Solving Common Toilet Problems
Quick and Easy Toilet Repairs That Anyone Can Do!
Even if you’re less than handy when it comes to home plumbing repairs, the following toilet tricks are simple enough for you to tackle on your own.
Phantom Toilet Flushes:
If your toilet frequently refills spontaneously, as though somebody has just flushed it, you’ve got a phantom flush. No, your house probably isn’t haunted, but that sporadic running is caused by a slow leak from the toilet tank into the toilet bowl. The problem is likely a bad flapper or flapper seat. To fix it, drain the toilet tank and the toilet bowl, and check the flapper. Clean the seat if necessary or replace the flapper mechanism if it appears cracked, worn or damaged. Flappers and flapper parts are available at any hardware store.
Toilet Bowl Emptying Too Slowly:
A weak flush, or a toilet bowl that empties too slowly, usually means the flush holes under the rim of the bowl are clogged. Using a curved piece of wire, gently poke each hole to clear away debris. A wire coat hanger works well for this, and you can use a small mirror to help you find the holes inside the toilet rim.
Ugly Toilet Clogs:
By far the most common—and frequently most unpleasant—toilet problem is a clog. To clear a clogged toilet drain, try a force-cup plunger instead of the standard type. A force-cup plunger has a small rubber extension at the bottom that fits into the bowl drain for better suction. Put the bulb into the drain and pump straight up and down with force. Slowly lift the handle and let some water in to see if the clog is cleared.
If you’ve got a really serious toilet clog, you may need something a little stronger than a plunger. Try a closet auger, which you can purchase at any home improvement or plumbing supply store. Insert the auger into the toilet drain and twist the handle as you push the rotor down. Be careful not to scratch the bowl.
Leaky Toilet Seals:

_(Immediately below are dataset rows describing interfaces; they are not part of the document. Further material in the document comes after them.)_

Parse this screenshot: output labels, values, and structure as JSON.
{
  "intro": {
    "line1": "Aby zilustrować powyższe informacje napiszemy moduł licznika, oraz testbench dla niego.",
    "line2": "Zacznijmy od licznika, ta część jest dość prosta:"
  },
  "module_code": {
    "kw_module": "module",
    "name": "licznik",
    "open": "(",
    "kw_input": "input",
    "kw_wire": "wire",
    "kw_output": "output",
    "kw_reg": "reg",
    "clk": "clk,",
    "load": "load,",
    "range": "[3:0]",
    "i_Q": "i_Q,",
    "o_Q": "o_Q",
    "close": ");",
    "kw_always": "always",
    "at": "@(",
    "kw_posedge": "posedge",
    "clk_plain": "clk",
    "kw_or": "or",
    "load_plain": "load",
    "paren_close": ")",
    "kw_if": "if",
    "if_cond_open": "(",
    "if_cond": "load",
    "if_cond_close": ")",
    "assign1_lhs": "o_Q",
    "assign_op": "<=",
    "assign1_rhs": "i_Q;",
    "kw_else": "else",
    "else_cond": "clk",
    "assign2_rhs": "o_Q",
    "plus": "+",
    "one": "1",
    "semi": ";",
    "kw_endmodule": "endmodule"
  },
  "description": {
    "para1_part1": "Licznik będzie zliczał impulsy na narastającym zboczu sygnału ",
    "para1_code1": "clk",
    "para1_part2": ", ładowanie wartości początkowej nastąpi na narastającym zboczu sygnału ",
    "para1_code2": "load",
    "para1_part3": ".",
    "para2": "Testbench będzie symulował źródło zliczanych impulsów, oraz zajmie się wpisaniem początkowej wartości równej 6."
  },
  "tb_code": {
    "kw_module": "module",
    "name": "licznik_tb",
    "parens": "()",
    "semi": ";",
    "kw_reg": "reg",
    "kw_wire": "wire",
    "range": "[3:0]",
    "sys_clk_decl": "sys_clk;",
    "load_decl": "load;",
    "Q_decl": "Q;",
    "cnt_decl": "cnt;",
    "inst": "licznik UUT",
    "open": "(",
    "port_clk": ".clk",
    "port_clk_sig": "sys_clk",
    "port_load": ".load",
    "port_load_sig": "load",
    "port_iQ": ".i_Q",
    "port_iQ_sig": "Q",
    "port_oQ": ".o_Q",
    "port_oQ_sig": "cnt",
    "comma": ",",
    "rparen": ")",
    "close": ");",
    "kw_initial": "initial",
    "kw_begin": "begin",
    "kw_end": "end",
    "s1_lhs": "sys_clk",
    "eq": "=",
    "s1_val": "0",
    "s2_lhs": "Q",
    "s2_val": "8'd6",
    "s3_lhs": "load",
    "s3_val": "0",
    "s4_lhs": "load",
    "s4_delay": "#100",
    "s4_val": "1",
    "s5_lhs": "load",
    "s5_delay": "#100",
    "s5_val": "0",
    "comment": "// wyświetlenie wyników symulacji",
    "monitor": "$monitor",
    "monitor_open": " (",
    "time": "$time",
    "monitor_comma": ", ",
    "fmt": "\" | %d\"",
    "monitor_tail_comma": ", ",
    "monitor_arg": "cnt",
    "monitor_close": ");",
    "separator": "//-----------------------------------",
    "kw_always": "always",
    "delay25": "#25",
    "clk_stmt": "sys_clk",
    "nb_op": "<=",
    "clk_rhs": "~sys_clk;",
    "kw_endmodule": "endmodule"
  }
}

There are at least five seals on a standard toilet, and all of them can leak. Before you can fix it, you have to figure out which seal is leaking. The largest seal is between the toilet tank and the toilet bowl; if you’ve got a leak here, water will shoot out from under the tank every time the toilet is flushed. The smaller seals at the bolts that mount the toilet to the floor and the one at the base of the ballcock will cause smaller leaks. To replace one of these faulty seals, drain the water from the toilet tank first. Then simply take off the damaged seal and put on a new one. If you suspect a leak at one of the smaller seals, you might also try tightening the bolts or nuts; this can often stop a minor leak.
The fifth seal is the wax seal mounted underneath the base of the toilet. If this seal is damaged, you’ll have water leaking from the toilet onto the floor. This can cause the floor to rot, which means big trouble. If you simply caulk the seal without repairing the leak, water will be trapped under the base of the toilet, making the situation worse. You’ll have to remove the entire toilet and replace the wax seal. If you don’t feel up to it, this would be the time to call in a plumbing professional.